**AIM OF THE EXERCISE:** Scan the records below. Copy every line in which the word "中国石油勘探开发研究院" appears.
====== DATA TO PROCESS
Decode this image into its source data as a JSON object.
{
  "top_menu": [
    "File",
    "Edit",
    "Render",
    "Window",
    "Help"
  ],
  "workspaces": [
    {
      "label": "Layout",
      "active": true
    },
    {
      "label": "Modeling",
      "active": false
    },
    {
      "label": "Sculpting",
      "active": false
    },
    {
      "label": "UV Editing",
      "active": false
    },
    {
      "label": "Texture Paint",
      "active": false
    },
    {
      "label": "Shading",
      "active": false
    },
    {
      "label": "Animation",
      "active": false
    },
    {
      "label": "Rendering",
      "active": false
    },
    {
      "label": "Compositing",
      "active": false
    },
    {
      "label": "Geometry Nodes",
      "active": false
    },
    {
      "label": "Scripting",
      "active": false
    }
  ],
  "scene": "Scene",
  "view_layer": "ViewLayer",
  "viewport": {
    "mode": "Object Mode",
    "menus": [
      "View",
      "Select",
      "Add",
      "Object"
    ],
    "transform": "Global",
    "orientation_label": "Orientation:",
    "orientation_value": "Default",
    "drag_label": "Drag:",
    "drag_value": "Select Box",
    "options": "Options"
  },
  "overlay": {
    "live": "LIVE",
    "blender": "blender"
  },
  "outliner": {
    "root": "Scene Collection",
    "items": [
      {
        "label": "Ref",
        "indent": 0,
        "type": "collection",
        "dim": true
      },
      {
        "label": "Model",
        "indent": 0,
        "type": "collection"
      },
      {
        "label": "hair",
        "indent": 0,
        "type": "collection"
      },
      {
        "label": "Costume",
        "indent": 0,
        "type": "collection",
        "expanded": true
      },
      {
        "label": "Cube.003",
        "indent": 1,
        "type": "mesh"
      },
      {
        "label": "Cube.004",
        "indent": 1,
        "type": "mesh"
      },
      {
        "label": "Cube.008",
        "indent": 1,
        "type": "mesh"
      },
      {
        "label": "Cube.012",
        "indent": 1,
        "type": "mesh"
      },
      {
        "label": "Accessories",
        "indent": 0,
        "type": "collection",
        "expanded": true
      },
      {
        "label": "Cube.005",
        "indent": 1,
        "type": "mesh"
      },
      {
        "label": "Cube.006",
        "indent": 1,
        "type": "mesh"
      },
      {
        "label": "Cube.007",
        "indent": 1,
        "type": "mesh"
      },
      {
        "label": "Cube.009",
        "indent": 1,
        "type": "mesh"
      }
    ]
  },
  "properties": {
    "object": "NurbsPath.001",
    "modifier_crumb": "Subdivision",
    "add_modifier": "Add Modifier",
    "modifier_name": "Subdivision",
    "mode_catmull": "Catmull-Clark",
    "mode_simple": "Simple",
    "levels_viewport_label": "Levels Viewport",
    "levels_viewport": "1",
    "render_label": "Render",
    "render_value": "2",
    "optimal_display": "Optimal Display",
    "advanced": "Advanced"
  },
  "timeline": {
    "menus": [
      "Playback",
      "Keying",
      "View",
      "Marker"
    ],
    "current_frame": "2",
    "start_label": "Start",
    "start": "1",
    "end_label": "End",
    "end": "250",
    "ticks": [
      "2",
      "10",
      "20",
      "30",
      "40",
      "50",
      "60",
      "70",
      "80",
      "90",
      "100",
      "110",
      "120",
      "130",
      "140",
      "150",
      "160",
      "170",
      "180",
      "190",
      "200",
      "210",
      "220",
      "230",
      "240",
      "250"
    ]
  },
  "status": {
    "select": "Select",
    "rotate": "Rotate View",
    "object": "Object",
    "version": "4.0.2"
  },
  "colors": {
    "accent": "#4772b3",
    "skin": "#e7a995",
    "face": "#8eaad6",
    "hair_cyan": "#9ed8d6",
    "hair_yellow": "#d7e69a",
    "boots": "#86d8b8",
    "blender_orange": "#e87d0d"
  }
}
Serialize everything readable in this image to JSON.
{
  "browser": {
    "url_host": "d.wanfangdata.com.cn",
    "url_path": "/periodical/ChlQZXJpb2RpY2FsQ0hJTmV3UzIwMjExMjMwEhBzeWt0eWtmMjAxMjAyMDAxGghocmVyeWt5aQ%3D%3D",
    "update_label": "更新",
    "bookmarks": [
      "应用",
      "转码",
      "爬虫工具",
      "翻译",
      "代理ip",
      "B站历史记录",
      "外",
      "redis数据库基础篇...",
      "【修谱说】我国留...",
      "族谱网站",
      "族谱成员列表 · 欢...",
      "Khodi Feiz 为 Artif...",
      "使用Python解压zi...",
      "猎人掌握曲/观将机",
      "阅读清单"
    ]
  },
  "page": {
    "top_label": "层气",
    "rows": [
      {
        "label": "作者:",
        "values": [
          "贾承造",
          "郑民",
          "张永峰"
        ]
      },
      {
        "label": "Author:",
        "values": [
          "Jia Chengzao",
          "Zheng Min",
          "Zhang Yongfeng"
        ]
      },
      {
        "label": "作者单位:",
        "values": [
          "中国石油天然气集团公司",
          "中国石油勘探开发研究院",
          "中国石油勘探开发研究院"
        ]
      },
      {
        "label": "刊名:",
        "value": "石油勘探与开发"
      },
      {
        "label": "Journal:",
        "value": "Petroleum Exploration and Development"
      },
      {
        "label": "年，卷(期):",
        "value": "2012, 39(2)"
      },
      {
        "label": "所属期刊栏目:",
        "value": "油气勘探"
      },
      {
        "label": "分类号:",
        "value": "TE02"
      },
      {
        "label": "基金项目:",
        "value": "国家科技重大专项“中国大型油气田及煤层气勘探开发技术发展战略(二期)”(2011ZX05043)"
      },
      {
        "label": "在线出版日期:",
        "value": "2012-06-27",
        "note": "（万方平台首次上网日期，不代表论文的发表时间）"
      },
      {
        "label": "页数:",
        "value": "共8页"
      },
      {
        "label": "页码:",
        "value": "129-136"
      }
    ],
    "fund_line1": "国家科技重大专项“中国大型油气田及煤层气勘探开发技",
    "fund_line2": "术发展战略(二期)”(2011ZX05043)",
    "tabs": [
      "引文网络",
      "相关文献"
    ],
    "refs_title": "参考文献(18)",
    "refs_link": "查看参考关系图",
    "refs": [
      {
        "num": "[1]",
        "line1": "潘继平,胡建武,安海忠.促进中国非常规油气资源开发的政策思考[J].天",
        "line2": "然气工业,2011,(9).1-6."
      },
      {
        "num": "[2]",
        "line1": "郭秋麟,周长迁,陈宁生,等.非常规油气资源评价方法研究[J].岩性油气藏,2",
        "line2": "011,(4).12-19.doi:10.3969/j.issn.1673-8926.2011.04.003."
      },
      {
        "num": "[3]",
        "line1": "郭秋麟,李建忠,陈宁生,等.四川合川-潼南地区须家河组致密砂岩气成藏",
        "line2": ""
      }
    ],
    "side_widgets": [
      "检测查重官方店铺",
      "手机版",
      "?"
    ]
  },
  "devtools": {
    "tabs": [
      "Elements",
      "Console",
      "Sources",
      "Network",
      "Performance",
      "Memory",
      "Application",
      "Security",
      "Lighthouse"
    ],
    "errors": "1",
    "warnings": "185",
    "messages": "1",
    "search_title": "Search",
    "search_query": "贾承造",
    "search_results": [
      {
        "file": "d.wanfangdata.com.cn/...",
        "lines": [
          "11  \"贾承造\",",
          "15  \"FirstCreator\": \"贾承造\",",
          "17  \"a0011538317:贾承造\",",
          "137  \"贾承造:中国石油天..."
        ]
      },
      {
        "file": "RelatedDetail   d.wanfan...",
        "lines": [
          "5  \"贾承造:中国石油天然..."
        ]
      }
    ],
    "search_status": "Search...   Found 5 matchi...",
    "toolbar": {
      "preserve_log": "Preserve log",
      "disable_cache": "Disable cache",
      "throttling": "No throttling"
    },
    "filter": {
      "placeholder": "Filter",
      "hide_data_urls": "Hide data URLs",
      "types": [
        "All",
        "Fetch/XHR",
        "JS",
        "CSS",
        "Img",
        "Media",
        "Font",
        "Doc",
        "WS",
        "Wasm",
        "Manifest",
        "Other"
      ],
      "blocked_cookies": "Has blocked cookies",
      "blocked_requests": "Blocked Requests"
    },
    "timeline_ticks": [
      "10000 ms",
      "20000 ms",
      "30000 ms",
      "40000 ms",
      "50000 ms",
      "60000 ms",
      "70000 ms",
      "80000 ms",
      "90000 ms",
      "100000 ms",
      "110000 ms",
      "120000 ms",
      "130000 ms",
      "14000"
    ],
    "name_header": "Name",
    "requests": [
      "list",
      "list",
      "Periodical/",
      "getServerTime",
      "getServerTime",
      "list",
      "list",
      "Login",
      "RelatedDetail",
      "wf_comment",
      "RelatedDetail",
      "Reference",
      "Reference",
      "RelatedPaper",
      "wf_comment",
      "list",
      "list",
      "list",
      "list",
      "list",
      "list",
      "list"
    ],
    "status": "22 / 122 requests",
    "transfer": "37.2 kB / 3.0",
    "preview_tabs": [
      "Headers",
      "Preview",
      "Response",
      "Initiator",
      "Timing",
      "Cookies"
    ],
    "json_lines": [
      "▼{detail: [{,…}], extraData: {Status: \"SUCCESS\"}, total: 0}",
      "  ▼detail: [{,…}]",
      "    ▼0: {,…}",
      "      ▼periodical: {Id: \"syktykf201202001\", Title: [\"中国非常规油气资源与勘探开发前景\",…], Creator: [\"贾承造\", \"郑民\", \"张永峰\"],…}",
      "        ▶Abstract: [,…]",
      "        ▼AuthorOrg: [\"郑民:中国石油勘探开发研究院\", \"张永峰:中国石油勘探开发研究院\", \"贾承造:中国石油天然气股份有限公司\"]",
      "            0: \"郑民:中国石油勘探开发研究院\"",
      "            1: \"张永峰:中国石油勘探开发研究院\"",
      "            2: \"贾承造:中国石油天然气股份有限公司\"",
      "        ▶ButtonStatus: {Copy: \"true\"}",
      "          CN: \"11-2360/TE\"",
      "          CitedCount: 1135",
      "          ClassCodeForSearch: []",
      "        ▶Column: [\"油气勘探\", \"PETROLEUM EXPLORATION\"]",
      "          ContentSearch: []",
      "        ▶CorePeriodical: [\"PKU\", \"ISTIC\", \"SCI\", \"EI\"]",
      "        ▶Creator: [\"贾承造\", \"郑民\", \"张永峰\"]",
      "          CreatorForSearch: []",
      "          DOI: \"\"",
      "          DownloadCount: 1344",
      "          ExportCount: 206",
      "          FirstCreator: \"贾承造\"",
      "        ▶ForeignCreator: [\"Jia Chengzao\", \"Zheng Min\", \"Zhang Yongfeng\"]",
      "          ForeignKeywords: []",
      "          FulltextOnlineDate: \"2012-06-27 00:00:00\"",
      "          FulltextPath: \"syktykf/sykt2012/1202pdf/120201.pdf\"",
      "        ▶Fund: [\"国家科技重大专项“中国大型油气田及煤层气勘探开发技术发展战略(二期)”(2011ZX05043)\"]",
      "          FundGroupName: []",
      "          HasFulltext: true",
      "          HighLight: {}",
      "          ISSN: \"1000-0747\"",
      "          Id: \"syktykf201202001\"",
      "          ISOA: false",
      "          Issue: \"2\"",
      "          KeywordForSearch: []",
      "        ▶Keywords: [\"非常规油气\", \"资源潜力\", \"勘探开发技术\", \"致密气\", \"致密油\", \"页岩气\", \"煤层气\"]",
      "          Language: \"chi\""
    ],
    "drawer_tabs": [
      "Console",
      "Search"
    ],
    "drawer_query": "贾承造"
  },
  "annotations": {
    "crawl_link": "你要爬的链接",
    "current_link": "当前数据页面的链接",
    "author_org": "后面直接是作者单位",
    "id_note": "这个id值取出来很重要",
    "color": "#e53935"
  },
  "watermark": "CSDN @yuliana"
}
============
**WRITTEN RESPONSE:**
          "中国石油勘探开发研究院",
          "中国石油勘探开发研究院"
      "        ▼AuthorOrg: [\"郑民:中国石油勘探开发研究院\", \"张永峰:中国石油勘探开发研究院\", \"贾承造:中国石油天然气股份有限公司\"]",
      "            0: \"郑民:中国石油勘探开发研究院\"",
      "            1: \"张永峰:中国石油勘探开发研究院\"",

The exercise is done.